I just read the most uplifting story on NPR’s Health blog. It is about a program called TimeSlips. “The idea is to show photos to people with memory loss, and get them to imagine what’s going on — not to try to remember anything, but to make up a story.” What an amazing idea. The person with dementia doesn’t have to try to remember something about their own life, which is often frustrating for both them and their family members. Yet, it does allow them to communicate, something they may not be able to do otherwise: “An independent study published in Nursing Research showed participants were happier and better able to communicate in general.” The story’s closing quote says it all: “Basting [TimeSlip’s founder] tells of one man who came to her in tears of thanks. For the past three years, he had been driving his wife crazy, trying to get her to talk about shared memories. He tried her on storytelling so they could talk about the story and play with the plot line. And eventually, he was able to communicate with her again.”
Of course, this story has me thinking of the great program opportunity this could be for public libraries. You could have a training session for TimeSlips facilitators. You could have a facilitator do a session for people with dementia and their families. You could have a facilitator talk to family members about how they could use the program with their loved one at home. Perhaps you can think of other ways to incorporate this into a library program?

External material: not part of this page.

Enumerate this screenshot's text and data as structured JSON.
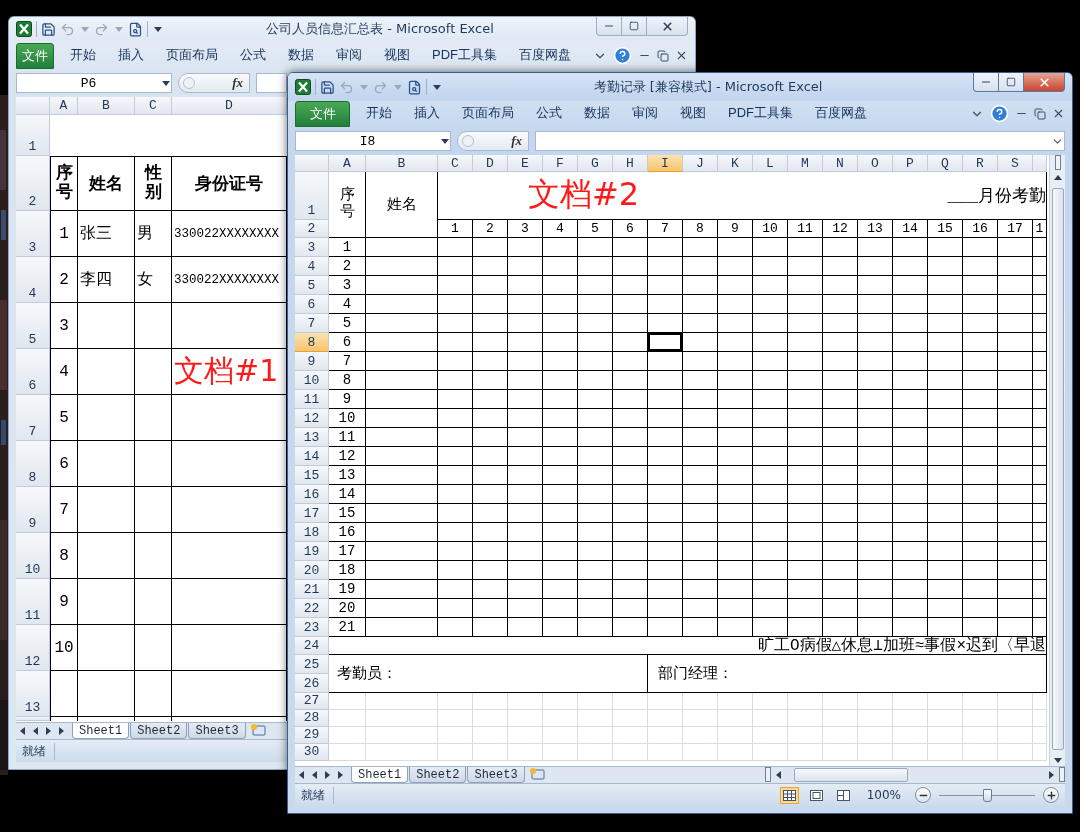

I’m especially pleased to see that TimeSlips is based right here in Wisconsin!